New housing and better protection of green spaces, wildlife and nature should not be seen as opposites, according to Tony Juniper, chairman of Natural England. The “opposition mentality” that sees the two as “binary choices” does not reflect reality and is preventing local communities from finding ways to provide enough homes for people, whilst also restoring the UK’s declining species.
“What we need to do is think more about how we can accommodate high-quality nature in and around residential developments, not just to meet natural goals but also to promote social well-being,” he said in an interview with the Guardian . “Because we now know from a vast body of evidence that access to green space and water is very, very good for people’s well-being.”
The green belt shouldn’t be sacrosanct, he says. England could end up with less green belt than it currently has, but “better quality green belt – which could have more houses. If you look at many green belts around England, you will see that many of them are quite devoid of wildlife. They are not very accessible. Some of them aren’t producing much food either.”
Instead of a blanket defense of green belt land, the government and local communities should adopt “a more joined-up vision” that could see some new construction, but better conservation, and more green space where people need it.
“If we look at the economic benefits we get from accessing good quality, wildlife-rich green spaces, the economic value of that increases in proportion to the number of people who are able to reach them,” he says. “Placing forests in remote areas will have far fewer social benefits than placing forests in areas close to where people live.”
Juniper’s position contrasts with that of many activists for whom the green belt is a totemic issue and who resist its usurpation.
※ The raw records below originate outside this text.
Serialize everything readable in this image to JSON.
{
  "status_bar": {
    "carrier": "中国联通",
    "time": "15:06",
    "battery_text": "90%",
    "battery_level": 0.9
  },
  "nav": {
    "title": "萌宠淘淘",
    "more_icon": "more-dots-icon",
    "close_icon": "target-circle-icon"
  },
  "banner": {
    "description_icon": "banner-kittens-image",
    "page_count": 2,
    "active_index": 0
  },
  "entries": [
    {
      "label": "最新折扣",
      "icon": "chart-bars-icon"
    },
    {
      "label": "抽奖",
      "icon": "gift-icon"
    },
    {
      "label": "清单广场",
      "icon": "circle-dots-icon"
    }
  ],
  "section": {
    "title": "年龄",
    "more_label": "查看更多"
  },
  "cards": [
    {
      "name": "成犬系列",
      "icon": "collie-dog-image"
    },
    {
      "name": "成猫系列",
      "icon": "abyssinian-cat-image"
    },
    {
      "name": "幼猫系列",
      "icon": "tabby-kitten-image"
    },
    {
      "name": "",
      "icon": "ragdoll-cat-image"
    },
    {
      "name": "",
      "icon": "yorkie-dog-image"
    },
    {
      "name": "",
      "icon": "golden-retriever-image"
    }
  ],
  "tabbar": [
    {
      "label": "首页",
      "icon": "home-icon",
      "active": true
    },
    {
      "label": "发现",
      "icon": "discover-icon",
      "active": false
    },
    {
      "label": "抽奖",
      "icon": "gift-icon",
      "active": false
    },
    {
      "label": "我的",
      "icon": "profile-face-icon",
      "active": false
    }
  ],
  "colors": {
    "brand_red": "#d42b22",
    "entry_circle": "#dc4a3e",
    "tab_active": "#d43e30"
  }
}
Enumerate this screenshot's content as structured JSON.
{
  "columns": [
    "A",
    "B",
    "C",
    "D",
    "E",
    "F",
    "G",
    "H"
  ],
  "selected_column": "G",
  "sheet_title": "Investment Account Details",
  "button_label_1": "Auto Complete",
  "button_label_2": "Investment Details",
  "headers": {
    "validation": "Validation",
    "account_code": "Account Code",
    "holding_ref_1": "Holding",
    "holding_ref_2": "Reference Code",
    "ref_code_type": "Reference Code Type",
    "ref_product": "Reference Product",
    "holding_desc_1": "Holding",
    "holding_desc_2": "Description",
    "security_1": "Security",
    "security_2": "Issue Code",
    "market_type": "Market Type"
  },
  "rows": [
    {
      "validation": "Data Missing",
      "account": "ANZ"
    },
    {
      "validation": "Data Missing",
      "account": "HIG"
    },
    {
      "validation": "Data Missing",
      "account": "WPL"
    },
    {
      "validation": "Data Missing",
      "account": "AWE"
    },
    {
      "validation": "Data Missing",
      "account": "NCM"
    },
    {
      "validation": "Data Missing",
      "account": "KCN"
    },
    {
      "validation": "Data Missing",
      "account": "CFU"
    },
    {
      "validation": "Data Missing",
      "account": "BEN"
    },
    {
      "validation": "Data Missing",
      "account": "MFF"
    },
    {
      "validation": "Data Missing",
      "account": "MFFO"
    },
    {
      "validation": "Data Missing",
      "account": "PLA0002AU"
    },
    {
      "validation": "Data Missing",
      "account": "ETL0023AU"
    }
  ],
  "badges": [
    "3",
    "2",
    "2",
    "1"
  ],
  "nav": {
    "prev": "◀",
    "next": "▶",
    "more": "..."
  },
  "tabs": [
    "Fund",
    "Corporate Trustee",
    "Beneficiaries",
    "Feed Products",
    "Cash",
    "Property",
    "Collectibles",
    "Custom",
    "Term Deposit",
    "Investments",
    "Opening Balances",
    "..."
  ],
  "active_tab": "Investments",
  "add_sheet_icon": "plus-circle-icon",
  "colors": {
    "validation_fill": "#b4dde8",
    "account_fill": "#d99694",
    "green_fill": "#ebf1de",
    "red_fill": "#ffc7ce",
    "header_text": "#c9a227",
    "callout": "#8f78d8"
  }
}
But her pragmatic attitude was honed over the years she spent defending the scientific defense of nature with often skeptical ministers and civil servants, finding ways to push for bold action within the increasingly narrow officialdom.
A zoologist and conservationist by training, whose first area of study was parrots, he has long experience in occupying roles that others might consider to be entirely different. Before taking on the presidency of Natural England in 2019, Juniper combined leadership of the charity Friends of the Earth – generally considered one of the greenest activist groups, with more radical perspectives than Greenpeace – with advising King Charles when he He was Prince of Wales. .
Natural England is in charge of ensuring that green targets, such as protecting 30% of UK land by 2030, are met. But although these goals are still in place, government policy has changed in ways that many think will make the goals more difficult to achieve – or even impossible. Rishi Sunak has publicly taken an anti-green stance, with U-turns on several aspects of climate policy.
Nature policy has also been a battleground – the government announced in August that it would reverse nutrient policies that required house builders to make provisions for sewage. Nutrient regulations were designed to prevent further pollution of rivers, which are already under serious threat from water companies’ cavalier attitude towards sewage overflows from new housing.
After a fierce discussion over the proposals, the government backed down, but it is unclear what action the new Environment Secretary, Steve Barclay, who replaced Thérèse Coffey in this week’s reshuffle, will take.
Juniper, speaking before Barclay’s appointment but although there were rumors that Coffey would be replaced, said the nutrient neutrality scheme that Natural England had been piloting for around 18 months was working well.
“Frustrations are expressed in many places and we are criticized for delaying development. But I completely reject this, claiming that we are making a great effort to enable development, while at the same time allowing the government and the country to meet their very demanding targets for the recovery of nature,” he says.